Her clients also wanted a number of bedrooms, in preparation for growing a family, along with a three-car garage with good storage, intimate family spaces with a getaway space and a dedicated man room over the carriage house attached to the main house like a traditional dependency attached by way of a breezeway.

"It seems far nicer, if you have the space, to separate the garage and allow that breezeway kind of connection," Woodruff says. "With her house we were able to incorporate the fountain that is viewed from the dining room that is on the wall of the garage. You gain a lot of opportunities with that, inside and outside, again. Its a small version of the punched openings in Ligons work that allows you to see views. Here it allows you to bring in some plant material and soften it a bit."

From the dining room, the fountain, three copper pipes pouring equal amounts of water into a trough, is framed by the bridge, a transitional cozy wee space with low ceilings. Furnished with cushioned window seats, it is a quiet, reading place, hushed even more so by the sound of running water from the fountain below and flushed with windows.

That and the porches were quite intentional.

"I think weve all come to realize that when you spend your time in an air-conditioned home, you separate from the out-of-doors and your neighbors. Porches give you that feel again of connecting. The idea is to have porches, the screened porch and the other porches, that you can enjoy and sit outside and certainly the screened porch makes that more doable," Woodruff says.

"I dont think you can look at this house and tell what style it is," Woodruff admits. "I think we were both trying to do this with this house.
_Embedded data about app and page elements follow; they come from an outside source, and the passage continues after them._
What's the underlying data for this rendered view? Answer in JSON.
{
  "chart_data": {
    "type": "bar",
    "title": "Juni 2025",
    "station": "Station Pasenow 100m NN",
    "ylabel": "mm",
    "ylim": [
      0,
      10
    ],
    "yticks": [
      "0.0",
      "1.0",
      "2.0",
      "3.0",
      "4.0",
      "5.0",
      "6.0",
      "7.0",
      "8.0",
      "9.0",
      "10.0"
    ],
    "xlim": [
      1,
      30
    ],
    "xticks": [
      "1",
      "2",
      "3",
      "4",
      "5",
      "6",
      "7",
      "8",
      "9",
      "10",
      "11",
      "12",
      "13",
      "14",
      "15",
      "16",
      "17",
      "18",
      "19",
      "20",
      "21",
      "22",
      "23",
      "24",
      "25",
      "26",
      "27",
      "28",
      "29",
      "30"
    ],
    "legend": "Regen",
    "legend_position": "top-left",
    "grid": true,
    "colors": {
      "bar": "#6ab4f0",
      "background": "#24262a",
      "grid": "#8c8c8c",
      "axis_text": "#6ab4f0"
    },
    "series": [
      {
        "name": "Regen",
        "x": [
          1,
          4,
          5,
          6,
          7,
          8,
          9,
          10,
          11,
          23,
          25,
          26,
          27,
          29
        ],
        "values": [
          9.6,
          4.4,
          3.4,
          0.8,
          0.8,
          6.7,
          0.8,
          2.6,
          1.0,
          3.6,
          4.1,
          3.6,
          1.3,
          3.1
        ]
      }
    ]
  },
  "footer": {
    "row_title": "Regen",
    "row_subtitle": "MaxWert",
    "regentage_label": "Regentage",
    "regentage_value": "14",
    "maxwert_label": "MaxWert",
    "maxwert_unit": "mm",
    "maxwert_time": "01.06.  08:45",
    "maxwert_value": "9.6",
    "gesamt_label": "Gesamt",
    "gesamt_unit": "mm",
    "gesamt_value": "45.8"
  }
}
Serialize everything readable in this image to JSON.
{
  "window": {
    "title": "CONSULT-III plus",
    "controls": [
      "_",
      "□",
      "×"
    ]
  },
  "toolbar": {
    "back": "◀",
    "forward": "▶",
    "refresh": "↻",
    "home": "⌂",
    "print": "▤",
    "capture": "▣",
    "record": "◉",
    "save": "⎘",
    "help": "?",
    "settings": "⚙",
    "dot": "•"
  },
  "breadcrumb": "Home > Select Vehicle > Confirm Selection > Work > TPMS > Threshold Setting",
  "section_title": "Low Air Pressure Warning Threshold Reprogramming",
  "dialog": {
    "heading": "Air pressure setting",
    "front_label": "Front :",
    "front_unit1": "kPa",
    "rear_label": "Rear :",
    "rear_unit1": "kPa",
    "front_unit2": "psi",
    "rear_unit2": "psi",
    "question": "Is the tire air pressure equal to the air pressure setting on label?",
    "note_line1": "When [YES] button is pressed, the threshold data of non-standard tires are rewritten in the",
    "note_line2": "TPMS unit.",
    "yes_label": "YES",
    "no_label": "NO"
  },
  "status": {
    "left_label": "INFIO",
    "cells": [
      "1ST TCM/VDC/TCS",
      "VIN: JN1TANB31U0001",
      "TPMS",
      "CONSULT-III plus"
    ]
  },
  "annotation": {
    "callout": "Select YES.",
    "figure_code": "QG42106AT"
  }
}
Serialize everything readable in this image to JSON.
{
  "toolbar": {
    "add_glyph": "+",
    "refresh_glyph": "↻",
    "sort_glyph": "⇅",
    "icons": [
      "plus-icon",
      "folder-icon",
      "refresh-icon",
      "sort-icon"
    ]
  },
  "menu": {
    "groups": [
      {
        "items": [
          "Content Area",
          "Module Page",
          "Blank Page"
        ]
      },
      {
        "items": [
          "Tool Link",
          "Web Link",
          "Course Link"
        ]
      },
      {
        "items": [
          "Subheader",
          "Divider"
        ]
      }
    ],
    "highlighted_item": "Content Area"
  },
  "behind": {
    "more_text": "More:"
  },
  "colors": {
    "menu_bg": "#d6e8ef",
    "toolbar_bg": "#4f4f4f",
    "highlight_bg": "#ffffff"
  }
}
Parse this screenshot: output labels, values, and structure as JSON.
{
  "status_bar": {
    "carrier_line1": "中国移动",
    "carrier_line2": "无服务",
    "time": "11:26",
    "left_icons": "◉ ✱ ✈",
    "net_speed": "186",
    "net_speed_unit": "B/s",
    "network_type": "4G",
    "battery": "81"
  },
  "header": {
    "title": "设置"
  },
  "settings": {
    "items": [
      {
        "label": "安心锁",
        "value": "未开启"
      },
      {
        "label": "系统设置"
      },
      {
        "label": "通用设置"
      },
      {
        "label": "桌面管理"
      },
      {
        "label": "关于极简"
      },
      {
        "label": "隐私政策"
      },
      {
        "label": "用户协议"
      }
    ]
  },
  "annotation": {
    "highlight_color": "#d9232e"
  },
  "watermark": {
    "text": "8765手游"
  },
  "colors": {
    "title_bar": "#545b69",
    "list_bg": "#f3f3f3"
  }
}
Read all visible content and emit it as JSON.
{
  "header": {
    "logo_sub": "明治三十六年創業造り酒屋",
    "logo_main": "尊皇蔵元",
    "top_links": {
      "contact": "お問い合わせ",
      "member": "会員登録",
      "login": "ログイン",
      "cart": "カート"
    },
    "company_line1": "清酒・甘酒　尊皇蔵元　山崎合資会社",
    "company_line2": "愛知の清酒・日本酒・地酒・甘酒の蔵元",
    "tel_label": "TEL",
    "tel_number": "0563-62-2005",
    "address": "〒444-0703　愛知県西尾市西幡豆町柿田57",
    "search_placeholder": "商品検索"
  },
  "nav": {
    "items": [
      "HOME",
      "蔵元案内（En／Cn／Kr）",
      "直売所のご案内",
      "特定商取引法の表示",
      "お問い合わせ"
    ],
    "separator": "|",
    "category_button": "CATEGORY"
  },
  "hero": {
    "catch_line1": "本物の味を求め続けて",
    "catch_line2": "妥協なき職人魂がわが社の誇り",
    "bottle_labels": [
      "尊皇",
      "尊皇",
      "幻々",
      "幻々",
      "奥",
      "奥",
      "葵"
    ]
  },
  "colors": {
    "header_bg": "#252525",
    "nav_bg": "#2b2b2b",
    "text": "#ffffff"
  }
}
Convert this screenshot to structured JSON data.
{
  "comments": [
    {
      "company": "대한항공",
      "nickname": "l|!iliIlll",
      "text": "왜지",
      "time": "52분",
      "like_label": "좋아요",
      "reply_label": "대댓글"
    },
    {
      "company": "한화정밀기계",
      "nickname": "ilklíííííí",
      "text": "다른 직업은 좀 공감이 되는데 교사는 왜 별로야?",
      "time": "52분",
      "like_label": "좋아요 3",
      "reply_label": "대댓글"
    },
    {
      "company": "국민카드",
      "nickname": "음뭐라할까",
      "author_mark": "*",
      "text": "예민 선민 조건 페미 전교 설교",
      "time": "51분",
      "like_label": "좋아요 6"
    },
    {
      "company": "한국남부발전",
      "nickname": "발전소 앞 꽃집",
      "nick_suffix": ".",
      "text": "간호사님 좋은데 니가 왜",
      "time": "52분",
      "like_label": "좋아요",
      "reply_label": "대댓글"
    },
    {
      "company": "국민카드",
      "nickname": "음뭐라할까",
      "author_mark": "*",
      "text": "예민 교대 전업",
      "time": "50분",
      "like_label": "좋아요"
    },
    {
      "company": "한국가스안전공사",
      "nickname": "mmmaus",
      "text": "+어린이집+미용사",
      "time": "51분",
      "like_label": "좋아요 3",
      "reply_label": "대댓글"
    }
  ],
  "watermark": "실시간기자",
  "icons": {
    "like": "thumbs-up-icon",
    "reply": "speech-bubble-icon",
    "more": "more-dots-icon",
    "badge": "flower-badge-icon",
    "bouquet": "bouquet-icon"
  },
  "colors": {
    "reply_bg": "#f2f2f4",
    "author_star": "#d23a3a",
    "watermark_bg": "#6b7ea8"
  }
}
What we try to do is make a house that isnt dated thats the hope, is that its a kind of a timeless design."


CREATING A HOME OF DISTINCTION

Architect
Virginia Woodruff

Contractor
The Farlow Group

Appliances
Atlantic Appliance & Hardware

Audio/Visual
Electronics2You

Security
Property Protection Systems

Kitchen & Bath Hardware
Bird Decorative Hardware & Bath

Shower Mirrors and Glass
Advanced Glassworks

Plumber
Pipe Masters

Plumbing Fixtures
Ferguson Enterprises, Inc., Bird Decorative Hardware & Bath

Electrician
Donald D. Holiday Electric, Inc.

Electric Fixtures
Lutron

Lighting
Electronics2You

Lighting Fixtures
Restoration Hardware, Ferguson Enterprises, Inc.

Solar Water
Building Performance Specialists

Hardwood Supplier & Installer
Fulfords Flooring

Tile Supplier
Southeastern Tile Connection, Inc.

Tile Installer
Inline Tile & Marble, Inc.

Carpet Supplier
Mohawk

Carpet Installer
Floor Surgeon, Inc.

Roof
Flores & Foley Roofing

Cabinets
Wrights Woodworks

Countertops/Installer
Carve Surfaceworks

Backsplash
Tuscany Tile & Design

Interior Doors
Woodtech, Inc.

Stairs
Port City Staircase, Inc.

Painting
Rodney Williams

Muralist
Ann White Schutte

HVAC
OBrien Heating & Air Conditioning

Custom Furniture
Soundside Carpentry

Furniture/Linens
Baby Swank

Landscaping
North State Gardens

Windows
Kolbe & Kolbe

Front Door
Archer Read Woodworking

Fountain
Pipe Masters

Garage Door
Crawford Door Systems, Inc.

Fireplace
Todays Fireplace

Exterior Fireplace Oyster Tabby
Haynes Construction

Brick Mason
Browns Masonry Co.

 


Copyright 2019 Wrightsville Beach Magazine. All rights reserved. This material may not be published, broadcast, rewritten or redistributed.

 

 Email this to a friend    Printable version
 
There aren't any related headlines for the moment.
 





Wrightsville Beach Magazine  |  910.256.6569  |  P.O. Box 1110, Wrightsville Beach, NC  | Wilmington Website Design by Port City Digital